Here are some 2020 learnings that could help you manage your money better.


  1. Lesson: We can save more than we think

    Retailers were allowed to sell only essential goods under levels 5 and 4 of the South African lockdown. As a result, we were all forced to shop only for necessities. This meant we saved on spending when it came to things like clothes, make-up and even gadgets.

    Tip: Use this lesson to splurge less on items you don’t need. For instance, budget for one “spoil item” per month so that you don’t spend money you don’t have.

  2. Lesson: An emergency fund is vital

    In the past, we might have thoughtan emergency fund would be used for a broken window,not a pandemic. But, from retrenchments to salary cuts, most of us have been affected by the blow of the pandemic to the South African economy.

    Tip: Continue to prioritise saving money where possible and try to keep your emergency fund at a value of at least 6 months’ worth of your monthly expenses. It will take time to get into the swing of saving, but you can make the process easier by:

    • Tracking where all your money is going every month
    • Cutting down on unnecessary purchases, such as takeaways
    • Creating and sticking to a budget
    • Setting savings goals
    • Keeping your savings in a separate account

  3. Lesson: We aren’t supporting local businesses enough

    As most online retailers and supermarkets struggled to meet our demands, we were forced to actively find local businesses where we could buy goods.
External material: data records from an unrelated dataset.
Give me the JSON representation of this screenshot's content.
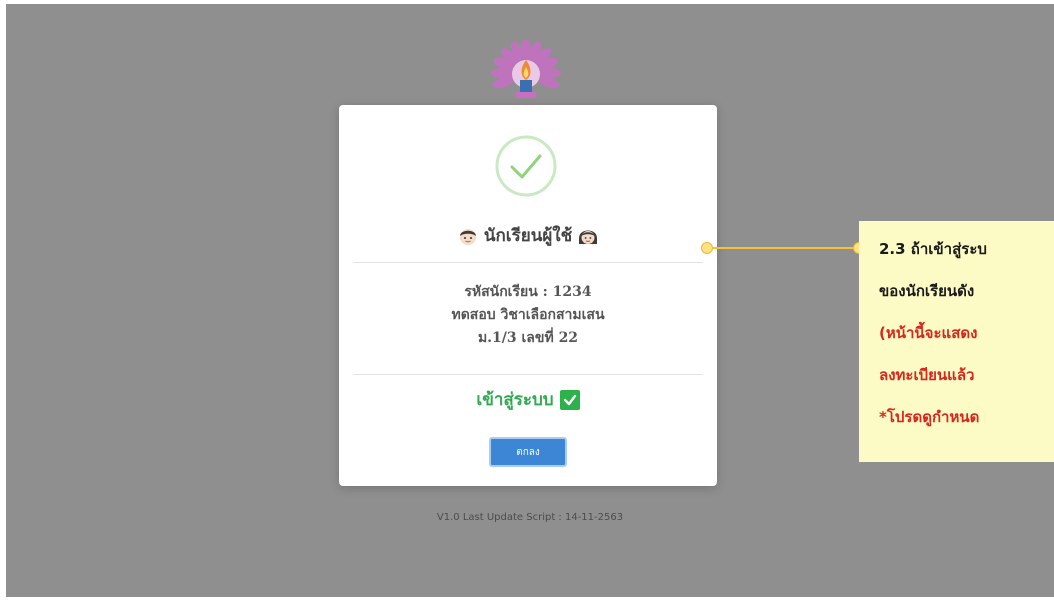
{
  "footer": {
    "version_text": "V1.0 Last Update Script : 14-11-2563"
  },
  "modal": {
    "title": "นักเรียนผู้ใช้",
    "student_id": "รหัสนักเรียน : 1234",
    "student_name": "ทดสอบ วิชาเลือกสามเสน",
    "student_class": "ม.1/3 เลขที่ 22",
    "login_status": "เข้าสู่ระบบ",
    "ok_button": "ตกลง"
  },
  "callout": {
    "line1": "2.3 ถ้าเข้าสู่ระบ",
    "line2": "ของนักเรียนดัง",
    "line3": "(หน้านี้จะแสดง",
    "line4": "ลงทะเบียนแล้ว",
    "line5": "*โปรดดูกำหนด"
  },
  "colors": {
    "overlay": "#8f8f8f",
    "success_green": "#33a852",
    "button_blue": "#3d86d6",
    "callout_bg": "#fdfbc5",
    "callout_red": "#d9261c",
    "connector_yellow": "#f4c23a"
  },
  "icons": [
    "logo-emblem-icon",
    "success-check-icon",
    "boy-face-icon",
    "girl-face-icon",
    "checkmark-box-icon"
  ]
}
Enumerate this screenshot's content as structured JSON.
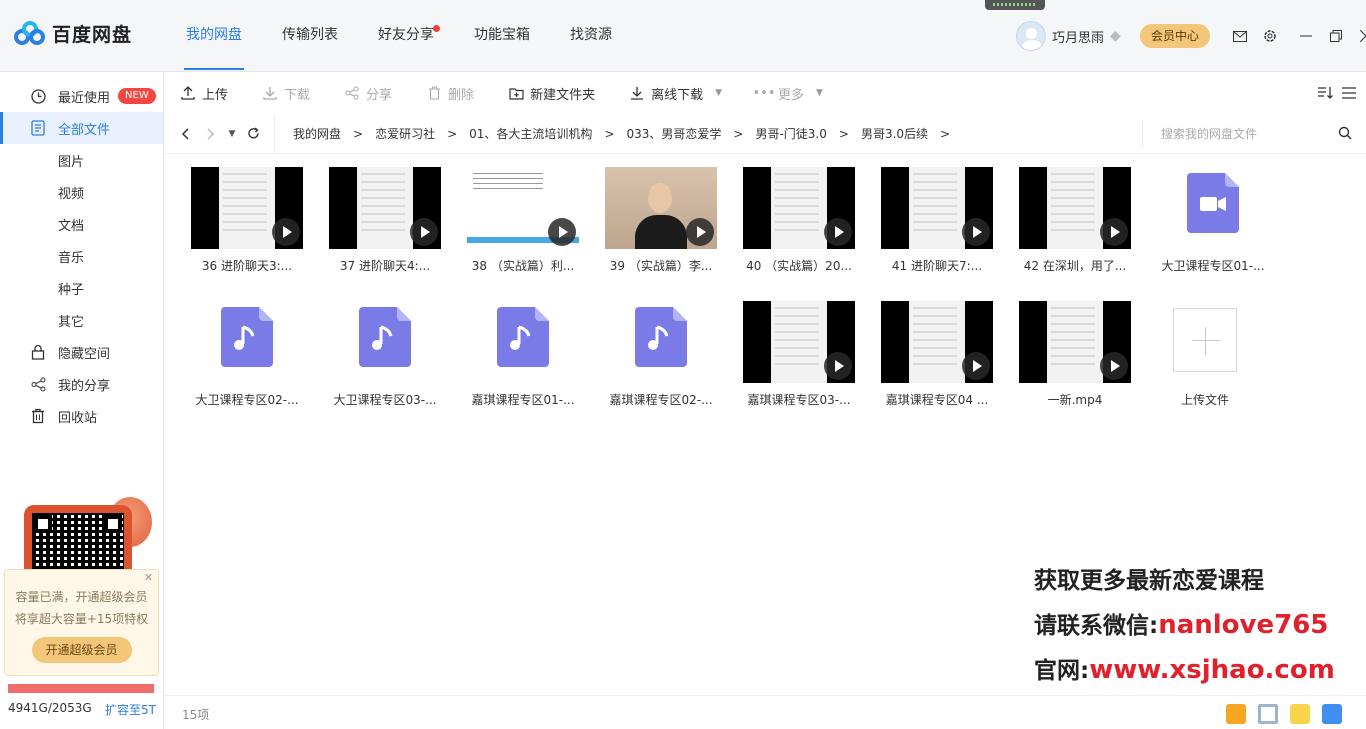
{
  "app": {
    "name": "百度网盘",
    "colors": {
      "accent": "#2b7ee3",
      "vip": "#f3c67a",
      "danger": "#f2463f",
      "file_icon": "#7b7be8"
    }
  },
  "nav": {
    "tabs": [
      {
        "label": "我的网盘",
        "active": true
      },
      {
        "label": "传输列表"
      },
      {
        "label": "好友分享",
        "dot": true
      },
      {
        "label": "功能宝箱"
      },
      {
        "label": "找资源"
      }
    ]
  },
  "user": {
    "name": "巧月思雨",
    "vip_center": "会员中心"
  },
  "sidebar": {
    "items": [
      {
        "label": "最近使用",
        "icon": "clock-icon",
        "badge": "NEW"
      },
      {
        "label": "全部文件",
        "icon": "file-list-icon",
        "active": true
      },
      {
        "label": "图片",
        "sub": true
      },
      {
        "label": "视频",
        "sub": true
      },
      {
        "label": "文档",
        "sub": true
      },
      {
        "label": "音乐",
        "sub": true
      },
      {
        "label": "种子",
        "sub": true
      },
      {
        "label": "其它",
        "sub": true
      },
      {
        "label": "隐藏空间",
        "icon": "lock-icon"
      },
      {
        "label": "我的分享",
        "icon": "share-icon"
      },
      {
        "label": "回收站",
        "icon": "trash-icon"
      }
    ],
    "capacity_card": {
      "line1": "容量已满，开通超级会员",
      "line2": "将享超大容量+15项特权",
      "button": "开通超级会员"
    },
    "usage": {
      "text": "4941G/2053G",
      "expand": "扩容至5T",
      "fill": 1.0
    }
  },
  "toolbar": {
    "upload": "上传",
    "download": "下载",
    "share": "分享",
    "delete": "删除",
    "new_folder": "新建文件夹",
    "offline": "离线下载",
    "more": "更多"
  },
  "breadcrumb": {
    "items": [
      "我的网盘",
      "恋爱研习社",
      "01、各大主流培训机构",
      "033、男哥恋爱学",
      "男哥-门徒3.0",
      "男哥3.0后续"
    ],
    "separator": ">"
  },
  "search": {
    "placeholder": "搜索我的网盘文件"
  },
  "files": [
    {
      "name": "36 进阶聊天3:...",
      "type": "video",
      "thumb": "phone"
    },
    {
      "name": "37 进阶聊天4:...",
      "type": "video",
      "thumb": "phone"
    },
    {
      "name": "38 （实战篇）利...",
      "type": "video",
      "thumb": "screen"
    },
    {
      "name": "39 （实战篇）李...",
      "type": "video",
      "thumb": "person"
    },
    {
      "name": "40 （实战篇）20...",
      "type": "video",
      "thumb": "phone"
    },
    {
      "name": "41 进阶聊天7:...",
      "type": "video",
      "thumb": "phone"
    },
    {
      "name": "42 在深圳，用了...",
      "type": "video",
      "thumb": "phone"
    },
    {
      "name": "大卫课程专区01-...",
      "type": "video-file"
    },
    {
      "name": "大卫课程专区02-...",
      "type": "audio"
    },
    {
      "name": "大卫课程专区03-...",
      "type": "audio"
    },
    {
      "name": "嘉琪课程专区01-...",
      "type": "audio"
    },
    {
      "name": "嘉琪课程专区02-...",
      "type": "audio"
    },
    {
      "name": "嘉琪课程专区03-...",
      "type": "video",
      "thumb": "phone"
    },
    {
      "name": "嘉琪课程专区04 ...",
      "type": "video",
      "thumb": "phone"
    },
    {
      "name": "一新.mp4",
      "type": "video",
      "thumb": "phone"
    },
    {
      "name": "上传文件",
      "type": "upload"
    }
  ],
  "watermark": {
    "line1": "获取更多最新恋爱课程",
    "line2_label": "请联系微信:",
    "line2_value": "nanlove765",
    "line3_label": "官网:",
    "line3_value": "www.xsjhao.com"
  },
  "status": {
    "count": "15项"
  }
}
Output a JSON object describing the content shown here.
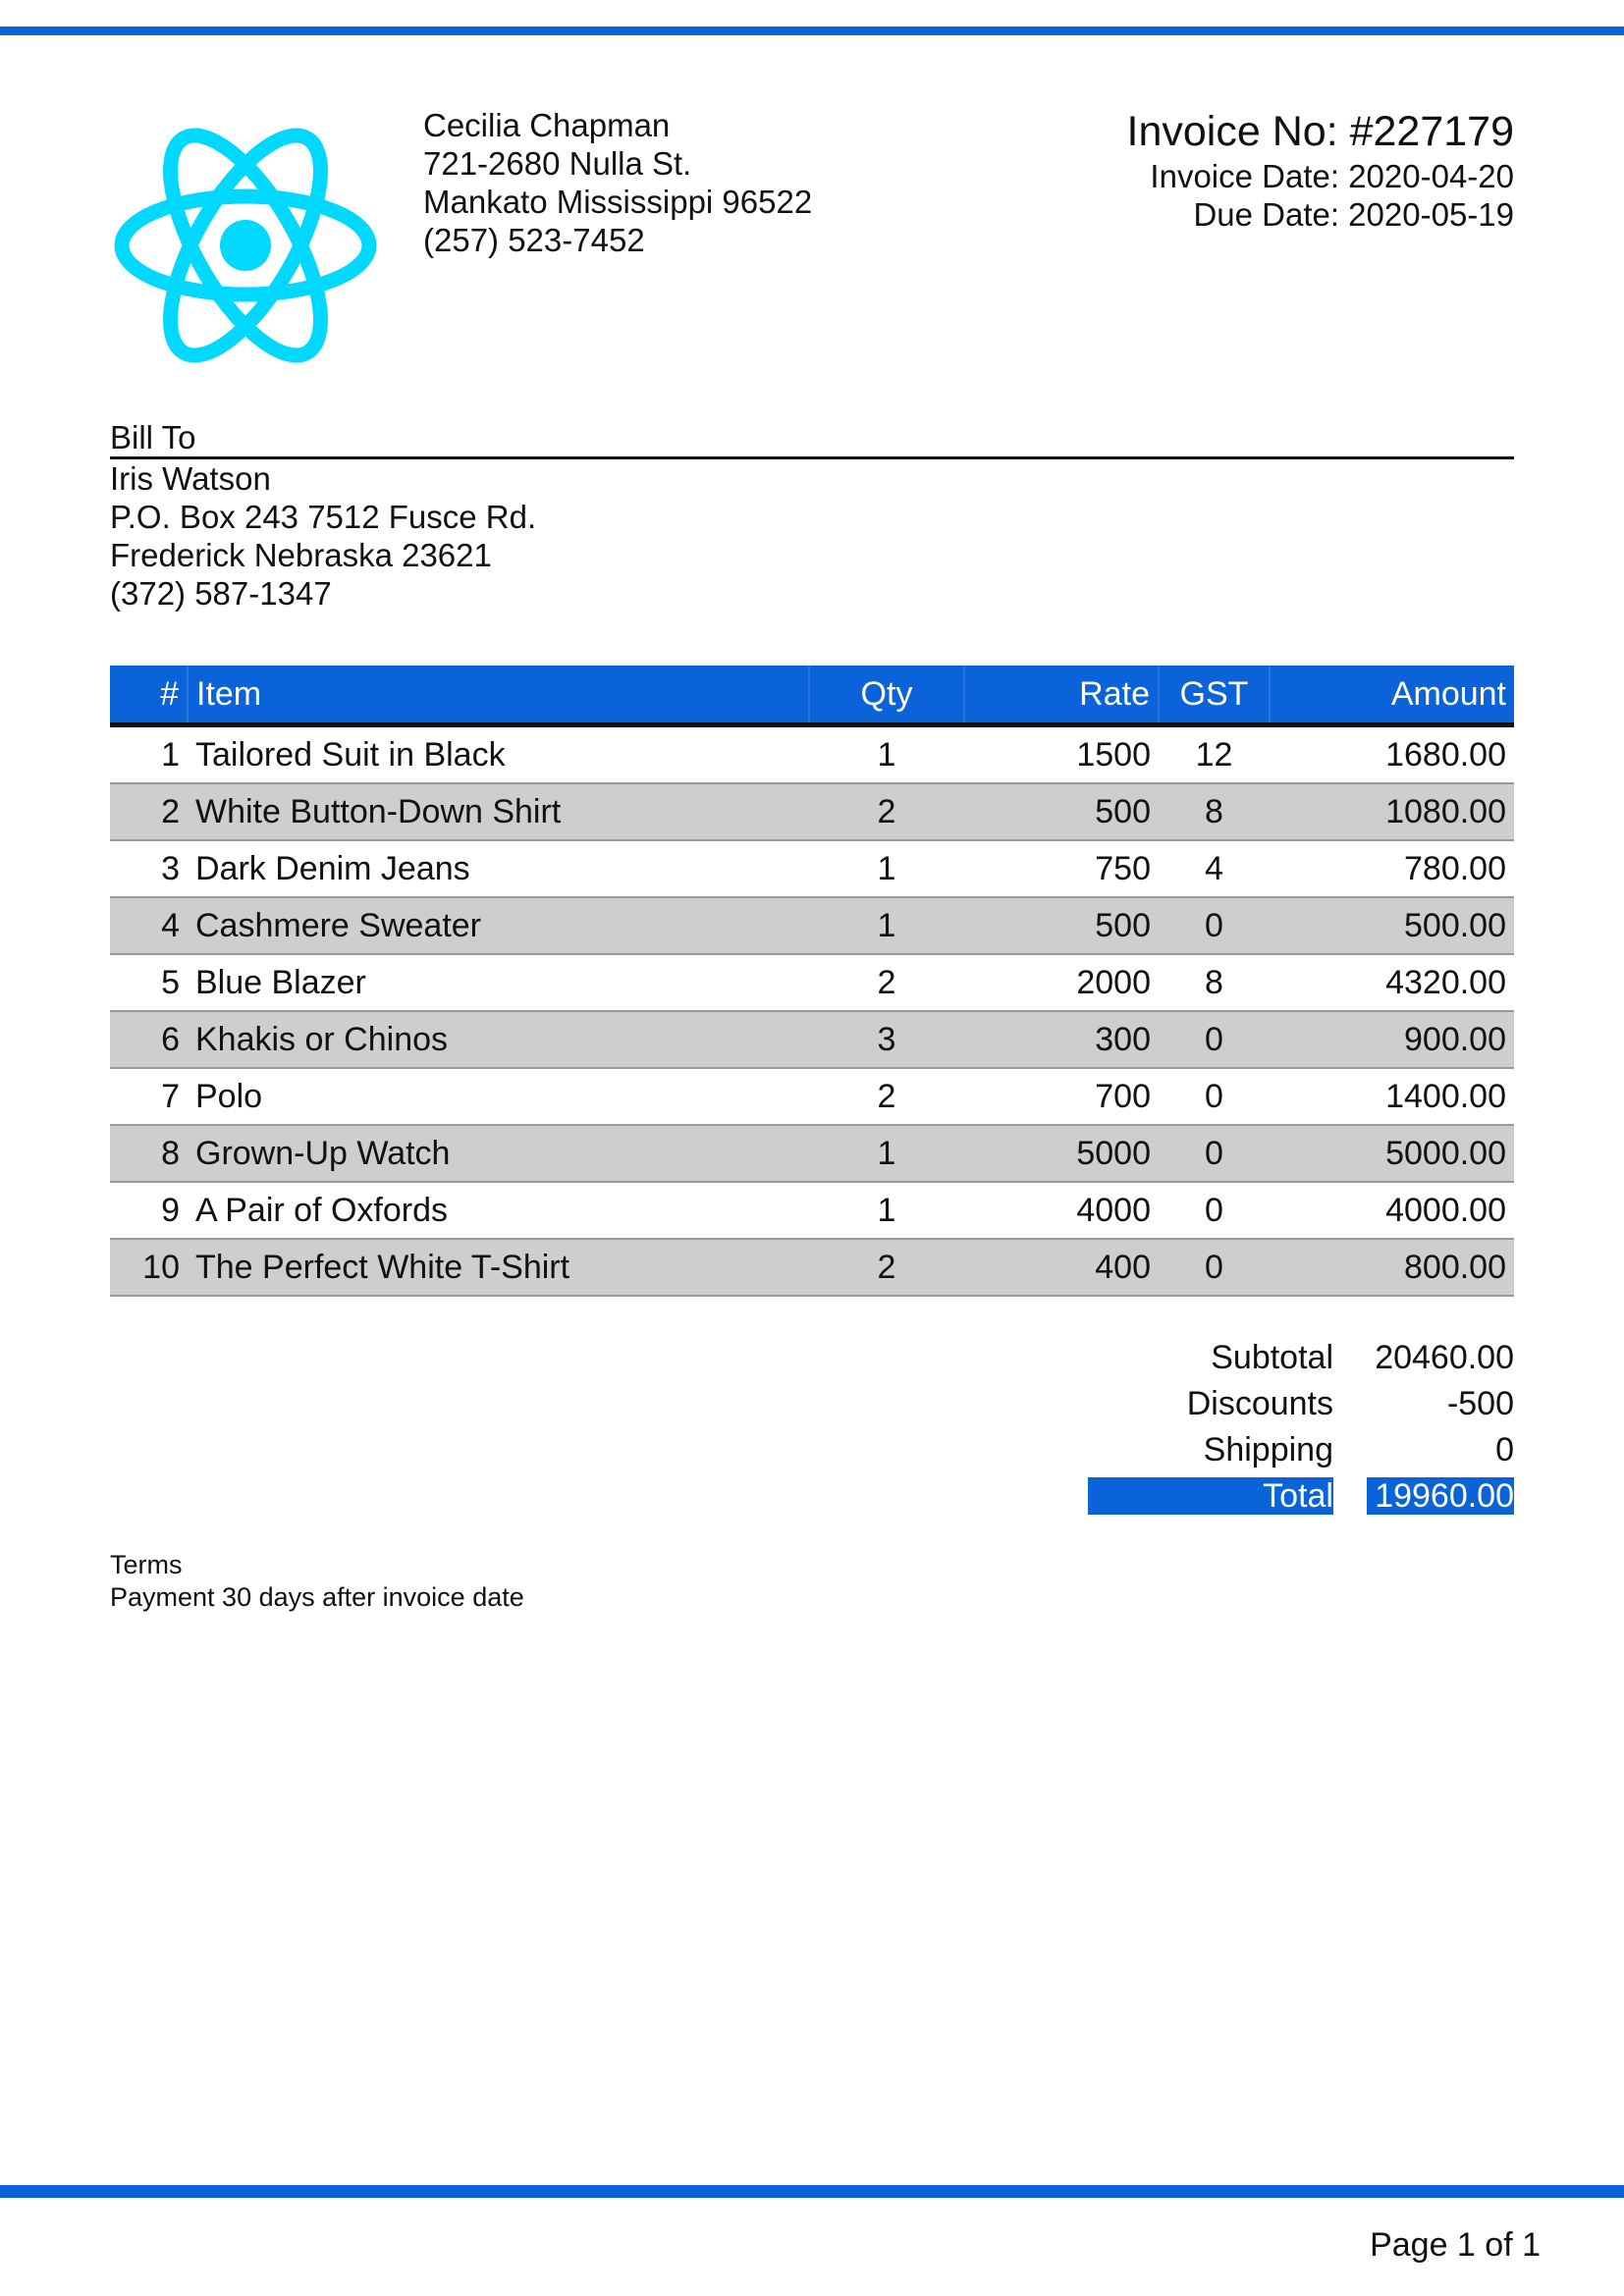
{
  "colors": {
    "accent": "#0a63d8",
    "logo": "#00d8ff",
    "row_alt": "#cecece"
  },
  "logo": {
    "icon": "react-atom-logo"
  },
  "sender": {
    "name": "Cecilia Chapman",
    "address1": "721-2680 Nulla St.",
    "address2": "Mankato Mississippi 96522",
    "phone": "(257) 523-7452"
  },
  "invoice": {
    "number": "Invoice No: #227179",
    "date": "Invoice Date: 2020-04-20",
    "due": "Due Date: 2020-05-19"
  },
  "bill_to": {
    "label": "Bill To",
    "name": "Iris Watson",
    "address1": "P.O. Box 243 7512 Fusce Rd.",
    "address2": "Frederick Nebraska 23621",
    "phone": "(372) 587-1347"
  },
  "table": {
    "headers": {
      "num": "#",
      "item": "Item",
      "qty": "Qty",
      "rate": "Rate",
      "gst": "GST",
      "amount": "Amount"
    },
    "rows": [
      {
        "num": "1",
        "item": "Tailored Suit in Black",
        "qty": "1",
        "rate": "1500",
        "gst": "12",
        "amount": "1680.00"
      },
      {
        "num": "2",
        "item": "White Button-Down Shirt",
        "qty": "2",
        "rate": "500",
        "gst": "8",
        "amount": "1080.00"
      },
      {
        "num": "3",
        "item": "Dark Denim Jeans",
        "qty": "1",
        "rate": "750",
        "gst": "4",
        "amount": "780.00"
      },
      {
        "num": "4",
        "item": "Cashmere Sweater",
        "qty": "1",
        "rate": "500",
        "gst": "0",
        "amount": "500.00"
      },
      {
        "num": "5",
        "item": "Blue Blazer",
        "qty": "2",
        "rate": "2000",
        "gst": "8",
        "amount": "4320.00"
      },
      {
        "num": "6",
        "item": "Khakis or Chinos",
        "qty": "3",
        "rate": "300",
        "gst": "0",
        "amount": "900.00"
      },
      {
        "num": "7",
        "item": "Polo",
        "qty": "2",
        "rate": "700",
        "gst": "0",
        "amount": "1400.00"
      },
      {
        "num": "8",
        "item": "Grown-Up Watch",
        "qty": "1",
        "rate": "5000",
        "gst": "0",
        "amount": "5000.00"
      },
      {
        "num": "9",
        "item": "A Pair of Oxfords",
        "qty": "1",
        "rate": "4000",
        "gst": "0",
        "amount": "4000.00"
      },
      {
        "num": "10",
        "item": "The Perfect White T-Shirt",
        "qty": "2",
        "rate": "400",
        "gst": "0",
        "amount": "800.00"
      }
    ]
  },
  "totals": {
    "subtotal_label": "Subtotal",
    "subtotal": "20460.00",
    "discounts_label": "Discounts",
    "discounts": "-500",
    "shipping_label": "Shipping",
    "shipping": "0",
    "total_label": "Total",
    "total": "19960.00"
  },
  "terms": {
    "label": "Terms",
    "text": "Payment 30 days after invoice date"
  },
  "footer": {
    "page": "Page 1 of 1"
  }
}
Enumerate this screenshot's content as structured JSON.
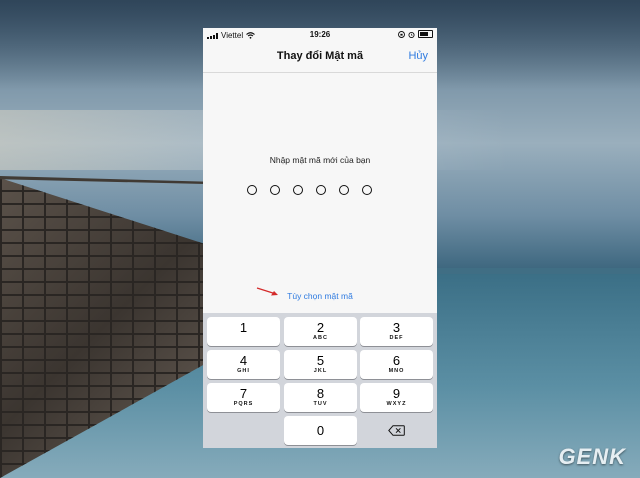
{
  "status": {
    "carrier": "Viettel",
    "time": "19:26"
  },
  "nav": {
    "title": "Thay đổi Mật mã",
    "cancel": "Hủy"
  },
  "prompt": "Nhập mật mã mới của bạn",
  "passcode_digits": 6,
  "passcode_options": "Tùy chọn mật mã",
  "keys": [
    {
      "num": "1",
      "letters": ""
    },
    {
      "num": "2",
      "letters": "ABC"
    },
    {
      "num": "3",
      "letters": "DEF"
    },
    {
      "num": "4",
      "letters": "GHI"
    },
    {
      "num": "5",
      "letters": "JKL"
    },
    {
      "num": "6",
      "letters": "MNO"
    },
    {
      "num": "7",
      "letters": "PQRS"
    },
    {
      "num": "8",
      "letters": "TUV"
    },
    {
      "num": "9",
      "letters": "WXYZ"
    },
    {
      "num": "0",
      "letters": ""
    }
  ],
  "watermark": "GENK",
  "colors": {
    "accent": "#2f7be0",
    "keypad_bg": "#d2d5db",
    "arrow": "#d42a2a"
  }
}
This opened the door for new local options for purchasing fruit, vegetables, dairy products and more.

    Tip: Although retailers are now open and most items are available for purchase, try to support local small businesses instead where possible.

  4. Lesson: We should be careful of the debt trap

    One big thing that 2020 has challenged is our “permanent” income. This has highlighted the importance of being very cautious when taking on any kind of debt. When you have lots of debt, losing your income doesn’t only mean you won’t be able to cover your expenses, it also means you won’t be able to repay the money that you owe.

    Tip: Think carefully before taking on any debt, and prioritise managing your finances so that you don’t have to borrow money.

  5. Lesson: We can do without luxuries

    You may have missed your takeaway coffee or Saturday brunch, but by now you’ve realised you can live without these types of luxuries and that you can save quite a bit, too!

    Tip: Continue to maximise your savings even after the lockdown by skipping luxury items like overpriced takeaway coffee and meals.

  6. Lesson: Living healthily doesn’t have to be pricey

    Most of us have had to be creative when it comes to working out, since gyms have been closed. As a result, we turned to home workouts, workout apps and online exercise tutorials. We’ve also had to cook more than ever since takeaways weren’t an option for a while.

    Tip: Continue to save and live healthily on the cheap by using gym alternatives such as workout apps, like Home Workout. Skip takeaways as much as possible and cook your own meals at home instead.

  7. Lesson: Medical aid is important

    If an earning family member falls ill, the loss of income can bring financial challenges to your household if you don’t have health insurance. The unexpected expensive hospital and medical bills may be beyond what the family can afford to pay.

    Tip: Get adequate medical aid to cover unexpected costs such as hospital bills so you don’t have to pay out of your pocket or take on debt when faced with medical emergencies.

The information in this article is for information purposes only and does not constitute professional advice.